[Exercise aim]: Where an entry holds an image, skip the image but reproduce the rest word for word.
START Task input
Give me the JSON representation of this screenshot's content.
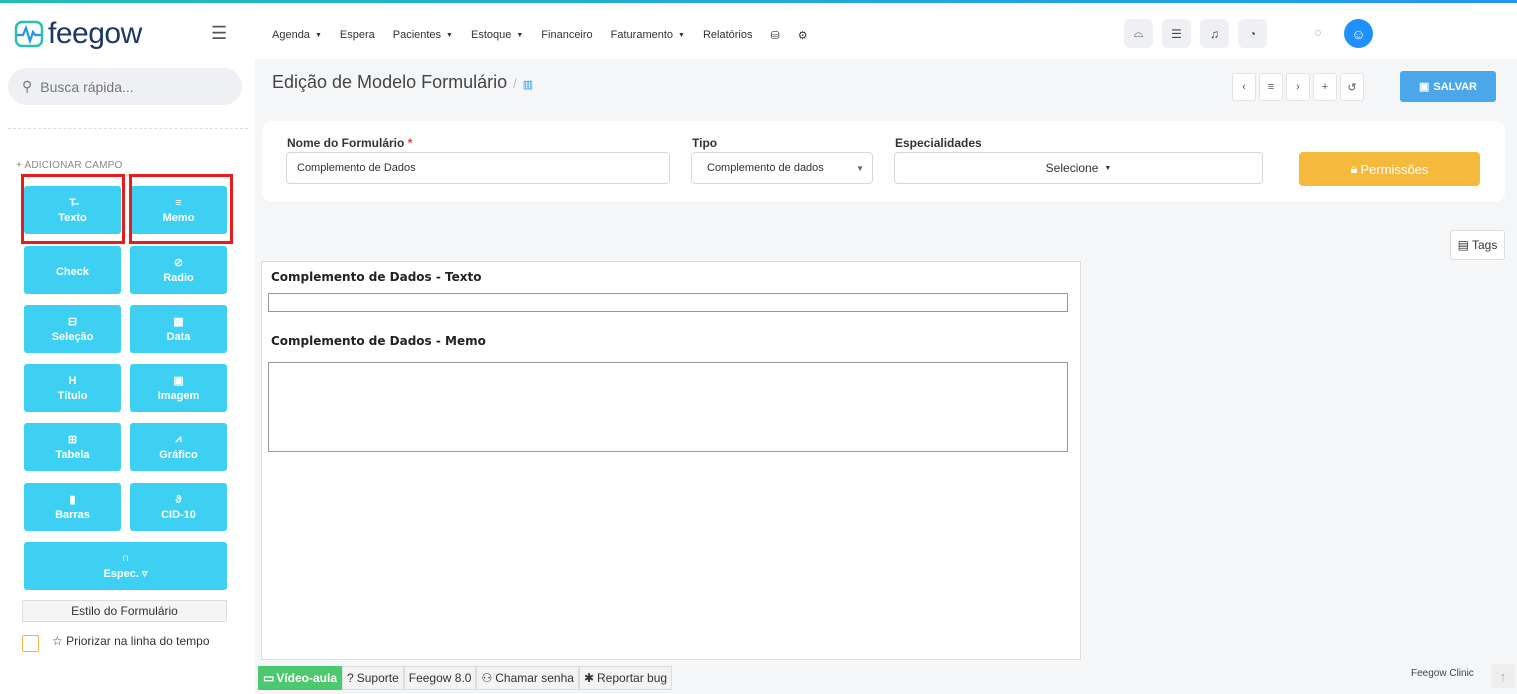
{
  "app": {
    "name": "feegow"
  },
  "sidebar": {
    "search_placeholder": "Busca rápida...",
    "add_field_label": "+ ADICIONAR CAMPO",
    "field_buttons": [
      {
        "label": "Texto",
        "icon": "text-icon"
      },
      {
        "label": "Memo",
        "icon": "lines-icon"
      },
      {
        "label": "Check",
        "icon": ""
      },
      {
        "label": "Radio",
        "icon": "radio-check-icon"
      },
      {
        "label": "Seleção",
        "icon": "select-box-icon"
      },
      {
        "label": "Data",
        "icon": "calendar-icon"
      },
      {
        "label": "Título",
        "icon": "heading-icon"
      },
      {
        "label": "Imagem",
        "icon": "image-icon"
      },
      {
        "label": "Tabela",
        "icon": "table-icon"
      },
      {
        "label": "Gráfico",
        "icon": "chart-icon"
      },
      {
        "label": "Barras",
        "icon": "barcode-icon"
      },
      {
        "label": "CID-10",
        "icon": "stethoscope-icon"
      },
      {
        "label": "Espec. ▿",
        "icon": "headphones-icon"
      }
    ],
    "style_button": "Estilo do Formulário",
    "prioritize_label": "☆ Priorizar na linha do tempo"
  },
  "nav": {
    "items": [
      {
        "label": "Agenda",
        "caret": true
      },
      {
        "label": "Espera",
        "caret": false
      },
      {
        "label": "Pacientes",
        "caret": true
      },
      {
        "label": "Estoque",
        "caret": true
      },
      {
        "label": "Financeiro",
        "caret": false
      },
      {
        "label": "Faturamento",
        "caret": true
      },
      {
        "label": "Relatórios",
        "caret": false
      }
    ]
  },
  "header": {
    "title": "Edição de Modelo Formulário",
    "separator": "/",
    "save_label": "SALVAR"
  },
  "form": {
    "name_label": "Nome do Formulário",
    "name_required": "*",
    "name_value": "Complemento de Dados",
    "type_label": "Tipo",
    "type_value": "Complemento de dados",
    "specialties_label": "Especialidades",
    "specialties_value": "Selecione",
    "permissions_label": "Permissões"
  },
  "tags_label": "Tags",
  "canvas": {
    "fields": [
      {
        "title": "Complemento de Dados - Texto"
      },
      {
        "title": "Complemento de Dados - Memo"
      }
    ]
  },
  "footer": {
    "video": "Vídeo-aula",
    "support": "Suporte",
    "version": "Feegow 8.0",
    "call": "Chamar senha",
    "bug": "Reportar bug",
    "clinic": "Feegow Clinic"
  },
  "colors": {
    "accent": "#3dd0f2",
    "save": "#49a7ea",
    "permissions": "#f5b93e",
    "highlight": "#e81c1c"
  }
}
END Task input
[Exercise response]:
Give me the JSON representation of this screenshot's content.
{
  "app": {
    "name": "feegow"
  },
  "sidebar": {
    "search_placeholder": "Busca rápida...",
    "add_field_label": "+ ADICIONAR CAMPO",
    "field_buttons": [
      {
        "label": "Texto",
        "icon": "text-icon"
      },
      {
        "label": "Memo",
        "icon": "lines-icon"
      },
      {
        "label": "Check",
        "icon": ""
      },
      {
        "label": "Radio",
        "icon": "radio-check-icon"
      },
      {
        "label": "Seleção",
        "icon": "select-box-icon"
      },
      {
        "label": "Data",
        "icon": "calendar-icon"
      },
      {
        "label": "Título",
        "icon": "heading-icon"
      },
      {
        "label": "Imagem",
        "icon": "image-icon"
      },
      {
        "label": "Tabela",
        "icon": "table-icon"
      },
      {
        "label": "Gráfico",
        "icon": "chart-icon"
      },
      {
        "label": "Barras",
        "icon": "barcode-icon"
      },
      {
        "label": "CID-10",
        "icon": "stethoscope-icon"
      },
      {
        "label": "Espec. ▿",
        "icon": "headphones-icon"
      }
    ],
    "style_button": "Estilo do Formulário",
    "prioritize_label": "☆ Priorizar na linha do tempo"
  },
  "nav": {
    "items": [
      {
        "label": "Agenda",
        "caret": true
      },
      {
        "label": "Espera",
        "caret": false
      },
      {
        "label": "Pacientes",
        "caret": true
      },
      {
        "label": "Estoque",
        "caret": true
      },
      {
        "label": "Financeiro",
        "caret": false
      },
      {
        "label": "Faturamento",
        "caret": true
      },
      {
        "label": "Relatórios",
        "caret": false
      }
    ]
  },
  "header": {
    "title": "Edição de Modelo Formulário",
    "separator": "/",
    "save_label": "SALVAR"
  },
  "form": {
    "name_label": "Nome do Formulário",
    "name_required": "*",
    "name_value": "Complemento de Dados",
    "type_label": "Tipo",
    "type_value": "Complemento de dados",
    "specialties_label": "Especialidades",
    "specialties_value": "Selecione",
    "permissions_label": "Permissões"
  },
  "tags_label": "Tags",
  "canvas": {
    "fields": [
      {
        "title": "Complemento de Dados - Texto"
      },
      {
        "title": "Complemento de Dados - Memo"
      }
    ]
  },
  "footer": {
    "video": "Vídeo-aula",
    "support": "Suporte",
    "version": "Feegow 8.0",
    "call": "Chamar senha",
    "bug": "Reportar bug",
    "clinic": "Feegow Clinic"
  },
  "colors": {
    "accent": "#3dd0f2",
    "save": "#49a7ea",
    "permissions": "#f5b93e",
    "highlight": "#e81c1c"
  }
}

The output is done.